Dan Dean: 2 5 1
2 5 1
Bassist Dan Dean leaves no stone unturned when it comes to his knowledge and involvement in the world of music. His work as a producer and engineer, along with his development of the Dan Dean Sample Libraries, demonstrates his affinity for the technological side of the music business. Dean's work as an educatorincluding electric bass method books written for Hal Leonarddemonstrates his desire to help developing musicians and his work as a performing musician, including work with singer Diane Schuur, guitarist Howard Roberts, drummer Shelly Manne and many others, rounds out his multi-faceted career. While Dean's intelligence and skill sets seep into all of these projects, his creative spirit and admirable chops are added to the mix on 2 5 1.

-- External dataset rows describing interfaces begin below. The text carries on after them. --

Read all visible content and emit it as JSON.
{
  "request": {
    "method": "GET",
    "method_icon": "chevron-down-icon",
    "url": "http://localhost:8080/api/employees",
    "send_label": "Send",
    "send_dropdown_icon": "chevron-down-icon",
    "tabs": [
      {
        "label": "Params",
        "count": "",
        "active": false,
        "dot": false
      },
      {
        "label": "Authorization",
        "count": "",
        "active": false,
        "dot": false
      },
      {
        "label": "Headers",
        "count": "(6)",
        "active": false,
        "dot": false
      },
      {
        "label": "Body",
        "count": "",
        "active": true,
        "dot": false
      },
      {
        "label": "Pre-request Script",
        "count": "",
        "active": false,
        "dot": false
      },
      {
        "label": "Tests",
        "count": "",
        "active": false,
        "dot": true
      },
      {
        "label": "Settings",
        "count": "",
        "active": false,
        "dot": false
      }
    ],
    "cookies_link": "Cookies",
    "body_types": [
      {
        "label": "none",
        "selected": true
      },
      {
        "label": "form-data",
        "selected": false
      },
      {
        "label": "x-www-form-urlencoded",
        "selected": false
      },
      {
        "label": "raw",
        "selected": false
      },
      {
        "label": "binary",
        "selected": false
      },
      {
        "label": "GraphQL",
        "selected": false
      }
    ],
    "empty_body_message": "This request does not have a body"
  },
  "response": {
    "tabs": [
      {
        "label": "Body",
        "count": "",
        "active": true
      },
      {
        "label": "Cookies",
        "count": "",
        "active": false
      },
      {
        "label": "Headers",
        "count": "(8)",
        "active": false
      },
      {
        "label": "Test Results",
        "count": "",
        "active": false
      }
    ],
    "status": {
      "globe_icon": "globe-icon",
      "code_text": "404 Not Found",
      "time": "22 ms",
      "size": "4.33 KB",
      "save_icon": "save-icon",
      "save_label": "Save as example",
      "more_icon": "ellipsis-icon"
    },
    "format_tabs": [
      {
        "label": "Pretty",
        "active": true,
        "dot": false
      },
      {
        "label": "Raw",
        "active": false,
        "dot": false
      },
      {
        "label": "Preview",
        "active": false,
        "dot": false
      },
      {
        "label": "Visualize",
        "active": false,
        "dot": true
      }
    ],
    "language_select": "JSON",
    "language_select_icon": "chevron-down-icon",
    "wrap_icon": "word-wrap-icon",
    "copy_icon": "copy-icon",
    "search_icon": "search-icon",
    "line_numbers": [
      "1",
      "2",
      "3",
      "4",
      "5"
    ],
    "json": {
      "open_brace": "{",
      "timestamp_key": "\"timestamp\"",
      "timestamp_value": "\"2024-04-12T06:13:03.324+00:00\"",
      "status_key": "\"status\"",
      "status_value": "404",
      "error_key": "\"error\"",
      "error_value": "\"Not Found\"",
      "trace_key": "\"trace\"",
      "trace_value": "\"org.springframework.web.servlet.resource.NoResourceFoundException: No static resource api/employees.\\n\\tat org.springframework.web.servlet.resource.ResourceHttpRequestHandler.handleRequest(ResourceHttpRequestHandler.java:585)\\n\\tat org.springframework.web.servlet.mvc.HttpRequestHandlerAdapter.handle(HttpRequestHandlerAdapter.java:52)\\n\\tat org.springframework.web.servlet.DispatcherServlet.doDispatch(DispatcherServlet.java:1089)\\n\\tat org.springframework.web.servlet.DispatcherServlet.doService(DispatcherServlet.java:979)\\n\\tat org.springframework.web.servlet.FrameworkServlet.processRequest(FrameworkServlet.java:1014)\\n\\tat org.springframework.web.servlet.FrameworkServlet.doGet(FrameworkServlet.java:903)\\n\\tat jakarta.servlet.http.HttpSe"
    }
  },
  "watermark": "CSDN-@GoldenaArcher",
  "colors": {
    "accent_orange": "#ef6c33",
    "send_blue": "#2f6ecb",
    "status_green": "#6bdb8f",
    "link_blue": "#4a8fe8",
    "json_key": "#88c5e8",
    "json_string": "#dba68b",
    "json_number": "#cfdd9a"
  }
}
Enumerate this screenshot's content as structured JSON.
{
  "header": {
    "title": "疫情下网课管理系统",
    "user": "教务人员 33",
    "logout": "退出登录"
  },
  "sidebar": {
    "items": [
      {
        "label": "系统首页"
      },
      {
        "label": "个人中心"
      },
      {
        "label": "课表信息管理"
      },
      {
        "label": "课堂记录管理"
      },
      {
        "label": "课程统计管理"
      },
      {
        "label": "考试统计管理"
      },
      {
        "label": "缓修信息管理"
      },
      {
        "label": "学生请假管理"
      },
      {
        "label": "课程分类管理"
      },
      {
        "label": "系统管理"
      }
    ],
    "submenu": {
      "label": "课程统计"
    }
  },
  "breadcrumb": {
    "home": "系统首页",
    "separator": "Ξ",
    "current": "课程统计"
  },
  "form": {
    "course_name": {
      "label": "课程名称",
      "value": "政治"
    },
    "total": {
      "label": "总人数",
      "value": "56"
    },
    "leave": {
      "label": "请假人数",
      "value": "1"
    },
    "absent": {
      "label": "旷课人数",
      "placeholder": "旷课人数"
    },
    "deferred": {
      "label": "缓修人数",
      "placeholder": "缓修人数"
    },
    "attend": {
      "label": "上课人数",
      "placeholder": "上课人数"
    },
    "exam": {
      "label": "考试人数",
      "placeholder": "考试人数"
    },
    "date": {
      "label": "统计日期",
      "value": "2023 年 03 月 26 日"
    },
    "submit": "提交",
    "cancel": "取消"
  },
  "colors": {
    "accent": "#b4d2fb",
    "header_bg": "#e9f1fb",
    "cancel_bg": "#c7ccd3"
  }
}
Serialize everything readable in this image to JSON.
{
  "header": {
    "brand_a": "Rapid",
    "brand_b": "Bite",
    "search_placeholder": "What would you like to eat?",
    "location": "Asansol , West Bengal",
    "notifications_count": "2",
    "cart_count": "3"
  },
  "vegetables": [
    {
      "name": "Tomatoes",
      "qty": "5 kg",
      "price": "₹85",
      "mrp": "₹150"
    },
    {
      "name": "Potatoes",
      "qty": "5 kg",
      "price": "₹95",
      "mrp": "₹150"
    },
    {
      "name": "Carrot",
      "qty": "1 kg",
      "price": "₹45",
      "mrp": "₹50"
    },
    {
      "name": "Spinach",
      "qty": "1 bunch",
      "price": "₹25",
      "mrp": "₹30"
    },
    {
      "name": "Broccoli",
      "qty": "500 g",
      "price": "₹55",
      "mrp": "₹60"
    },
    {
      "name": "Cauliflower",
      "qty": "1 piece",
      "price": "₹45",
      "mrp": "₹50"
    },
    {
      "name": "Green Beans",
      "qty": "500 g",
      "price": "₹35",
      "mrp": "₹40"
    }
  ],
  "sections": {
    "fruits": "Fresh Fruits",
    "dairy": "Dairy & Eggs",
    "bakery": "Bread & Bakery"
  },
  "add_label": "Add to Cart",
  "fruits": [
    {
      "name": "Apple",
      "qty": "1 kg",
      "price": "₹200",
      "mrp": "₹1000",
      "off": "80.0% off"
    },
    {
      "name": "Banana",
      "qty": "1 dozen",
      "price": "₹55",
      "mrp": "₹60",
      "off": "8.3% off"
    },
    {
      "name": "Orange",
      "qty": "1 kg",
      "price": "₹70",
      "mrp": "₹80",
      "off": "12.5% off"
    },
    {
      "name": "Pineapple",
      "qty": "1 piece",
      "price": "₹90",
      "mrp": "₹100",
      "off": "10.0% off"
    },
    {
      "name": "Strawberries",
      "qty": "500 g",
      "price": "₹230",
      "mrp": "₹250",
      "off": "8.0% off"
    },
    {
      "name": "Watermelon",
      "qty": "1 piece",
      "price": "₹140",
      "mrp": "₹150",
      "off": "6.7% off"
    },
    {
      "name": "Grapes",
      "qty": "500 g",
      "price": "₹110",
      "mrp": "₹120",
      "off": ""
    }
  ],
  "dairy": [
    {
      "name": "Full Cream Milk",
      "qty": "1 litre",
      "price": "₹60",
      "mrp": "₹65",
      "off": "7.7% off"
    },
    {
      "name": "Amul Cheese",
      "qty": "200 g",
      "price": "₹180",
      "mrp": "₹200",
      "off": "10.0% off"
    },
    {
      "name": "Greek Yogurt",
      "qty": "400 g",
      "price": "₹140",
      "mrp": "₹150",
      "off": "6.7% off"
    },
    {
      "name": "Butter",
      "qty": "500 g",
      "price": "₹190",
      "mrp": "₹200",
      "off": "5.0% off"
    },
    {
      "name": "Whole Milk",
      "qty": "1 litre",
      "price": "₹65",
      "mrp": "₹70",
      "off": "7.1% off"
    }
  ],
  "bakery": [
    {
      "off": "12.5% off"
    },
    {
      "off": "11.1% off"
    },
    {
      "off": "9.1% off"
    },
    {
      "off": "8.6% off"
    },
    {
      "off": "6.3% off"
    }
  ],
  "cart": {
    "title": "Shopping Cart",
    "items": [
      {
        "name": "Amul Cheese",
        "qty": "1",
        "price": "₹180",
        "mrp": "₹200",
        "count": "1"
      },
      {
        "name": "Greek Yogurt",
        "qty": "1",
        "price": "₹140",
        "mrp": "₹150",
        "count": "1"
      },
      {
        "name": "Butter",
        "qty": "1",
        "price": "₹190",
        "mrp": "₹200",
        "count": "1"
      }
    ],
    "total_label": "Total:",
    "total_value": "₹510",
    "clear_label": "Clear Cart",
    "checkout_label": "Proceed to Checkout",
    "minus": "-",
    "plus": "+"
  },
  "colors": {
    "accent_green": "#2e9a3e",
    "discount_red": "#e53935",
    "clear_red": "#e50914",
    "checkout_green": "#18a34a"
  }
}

This album takes its title from the familiar turnaround that is a key element in the harmonic progression of many classic songs. The 11 songs included herewhich include 10 standards and one George Duke compositionuse this progression, but harmonic knowledge isn't a prerequisite for aural enjoyment. These performances are duo interpretations and Dean is joined by some of the best in the business. Pianist Kenny Werner bookends the album and appears on a fairly straightforward take of Herbie Hancock's "Dolphin Dance" that shows up in the middle. "'S Wonderful" starts things off and Dean's versatility is immediately noticeable. His bass work is supple and flexible and his musical reflexes allow for a heightened degree of communication between duo partners throughout the album. This particular track gives him a chance to play faux-rhythmic guitarist at one point and he even fills in his own musical gaps, covering a wide range on his bass, during a solo that builds on the melody. Werner's appearance on the other end of the albumwith "Body And Soul"is a study in musical elegance. Dean's most graceful and lyrical playing on the album shows up on this track and it provides great contrast to their album-opening dialogue.
Organist Larry Goldings appears four times throughout the album and adds his own unique sound to the proceedings. The organ/bass pairing on "One Note Samba" simmers and both men give a nod to Ray Charles with a slow and soulful take on "Georgia On My Mind." James Brown's classic "I Got You (I Feel Good)" serves as an opportunity to blow off some steam and Dean steals the show with his fresh soloing on "In Walked Bud." Keyboard player George Duke likes to have fun, as he demonstrates during the funky, gospel-infused "It's On," but his technique is dead serious. This bravura performance also serves as a showcase for Dean's agile fingers and liquid-like sense of movement. Duke's other appearance, on "Stella By Starlight," begins in a romantic state with attractive flourishes but, once things kick off, Duke leaves nothing left unsaid as he throws in some blindingly fast runs that show him to be at the top of his game.
Dean's other musical partner on the album is pianist/accordionist Gil Goldstein. While Goldstein is highly touted as a performer, he is equally lauded for his arranging work. While he didn't actually serve in an official arranging capacity here, his two performances are underscored by this duality in his background. "All The Things You Are" begins with a searching quality as Dean hints at where things will go. The familiar opening, taken from saxophonist Charlie Parker's version of the song, finally arrives and then things take off. Broken musical phrases arrive a bit later and both men show that they have stop-on-dime reflexes on a couple of occasions. Dean's bass work even briefly touches on a reggae feel before both musicians move on to a more polished and classy sound at the end of the song. Goldstein moves to accordion for "Lover Man," which stands out from the rest of the material on the album. Shades of the Mediterranean seem to hover over this performance which begins with a moody sound and use of rubato and ends with slight musical abstraction.
Each musical pairing on this album shows off a different side of Dean's playing and the playlist, and thematic concept, make it all the more enjoyable. With the always absorbing 2 5 1, Dean can now add recording dynamic duo partner and strong creative force to his long list of credits.
Tracks: 'S Wonderful; One Note Samba; All The Things You Are; It's On; Dolphin Dance; Georgia On My Mind; Stella By Starlight; I Got You (I Feel Good); Lover Man; In Walked Bud; Body And Soul.
Personnel: Dan Dean: bass; George Duke: piano (4, 7); Larry Goldings: Hammond B3 organ (2, 6, 8, 10); Gil Goldstein: piano (3), (9); Kenny Werner: piano (1, 5, 11).